General introduction

2. AIM OF THE THESIS As described above the synaptic cholinergic transmission in the molluscan nervous system has an important role in neuronal network activity. First, the molluscan CNS makes frequently use of fast cholinergic synaptic transmission and various pharmacologically distinct types of nAChRs. Second, the cholinergic transmission involves ion channels that can conduct anions or cations. Thereby molluscan nAChRs can control both excitatory and inhibitory network activities. Third, molluscan glial cells express nAChRs that are involved in the modulation of cholinergic synaptic transmission.

Therefore, the molluscan CNS in principle holds the promise to reveal the contribution of nAChRs to neuronal network function, in particular since dissection of network physiology is feasible both in vitro and in situ. In order to obtain a full appreciation of cholinergic transmission in neuronal network function, it is crucial to know the various molecular players in the system, in particular the structure and biophysical properties of nAChRs. However, at the start of my PhD a molecular and functional framework of the receptors contributing to cholinergic transmission in Lymnaea was absent. Therefore, in this thesis I set out (i) to reveal the diversity in structure of Lymnaea nAChR subunits, (ii) to identify cellular expression of subunits as to assess their potential participation in network physiology and (iii) to functionally characterize channel properties in vitro to shed light on the presumed cationic and anionic nicotinic receptors.

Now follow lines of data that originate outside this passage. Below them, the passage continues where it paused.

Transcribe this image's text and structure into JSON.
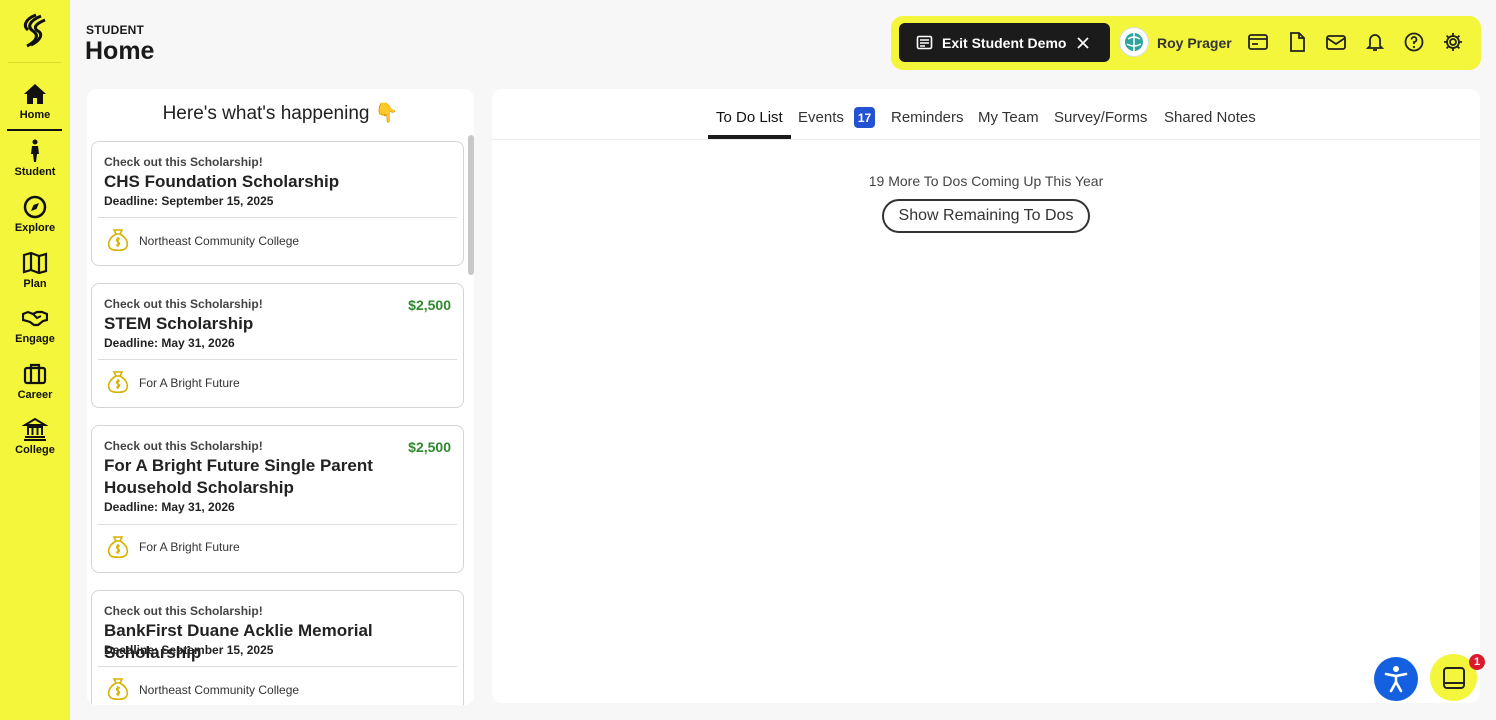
{
  "sidebar": {
    "logo_icon": "naviance-logo-icon",
    "items": [
      {
        "label": "Home",
        "icon": "home-icon"
      },
      {
        "label": "Student",
        "icon": "student-icon"
      },
      {
        "label": "Explore",
        "icon": "compass-icon"
      },
      {
        "label": "Plan",
        "icon": "map-icon"
      },
      {
        "label": "Engage",
        "icon": "handshake-icon"
      },
      {
        "label": "Career",
        "icon": "briefcase-icon"
      },
      {
        "label": "College",
        "icon": "institution-icon"
      }
    ],
    "active": "Home"
  },
  "header": {
    "kicker": "STUDENT",
    "title": "Home"
  },
  "topbar": {
    "exit_demo_label": "Exit Student Demo",
    "user_name": "Roy Prager",
    "icons": [
      "id-card-icon",
      "document-icon",
      "mail-icon",
      "bell-icon",
      "help-icon",
      "gear-icon"
    ]
  },
  "feed": {
    "heading": "Here's what's happening 👇",
    "cards": [
      {
        "kicker": "Check out this Scholarship!",
        "title": "CHS Foundation Scholarship",
        "amount": "",
        "deadline": "Deadline: September 15, 2025",
        "org": "Northeast Community College"
      },
      {
        "kicker": "Check out this Scholarship!",
        "title": "STEM Scholarship",
        "amount": "$2,500",
        "deadline": "Deadline: May 31, 2026",
        "org": "For A Bright Future"
      },
      {
        "kicker": "Check out this Scholarship!",
        "title": "For A Bright Future Single Parent Household Scholarship",
        "amount": "$2,500",
        "deadline": "Deadline: May 31, 2026",
        "org": "For A Bright Future"
      },
      {
        "kicker": "Check out this Scholarship!",
        "title": "BankFirst Duane Acklie Memorial Scholarship",
        "amount": "",
        "deadline": "Deadline: September 15, 2025",
        "org": "Northeast Community College"
      }
    ]
  },
  "tabs": {
    "items": [
      "To Do List",
      "Events",
      "Reminders",
      "My Team",
      "Survey/Forms",
      "Shared Notes"
    ],
    "active": "To Do List",
    "events_count": "17"
  },
  "todo": {
    "more_text": "19 More To Dos Coming Up This Year",
    "show_button": "Show Remaining To Dos"
  },
  "floating": {
    "chat_badge": "1"
  },
  "colors": {
    "brand_yellow": "#f3f63a",
    "amount_green": "#2e8a2e",
    "badge_blue": "#2251d1",
    "access_blue": "#1560e0"
  }
}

3. SUMMARY OF THE THESIS In chapter 2 I describe the identification of nAChR subunits that are expressed in the CNS of Lymnaea stagnalis. For this I applied a PCR-based approach using degenerate primers designed to conserved regions in nAChR subunits known in other species. PCR reactions were performed on cDNA templates derived from the complete Lymnaea CNS and from well-characterized VD4, RPed1 or LPeD1 neurons. In total twelve partial cDNA sequences with sequence similarity to nAChR subunits were identified and were named LnAChR A - L. Full length sequence information was obtained for all of these subunits except for LnAChR L that lacks a large part of the 3’-sequence. Molecular features present in the deduced protein sequences suggest that LnAChR A - I and LnAChR K should be classified as α-type nAChR subunits, whereas LnAChR J should be classified as a β-type subunit. Phylogenetic analysis of deduced protein sequences shows that a number of Lymnaea nAChR subunits are more closely related to human nAChR subunit types, whereas others do not display such a clear relation. In particular, a group of related nAChR subunits of Lymnaea that consists of LnAChR B, -F, -I and -K seems absent in mammals or insects. In chapter 3 I characterized the localization and level of expression of the newly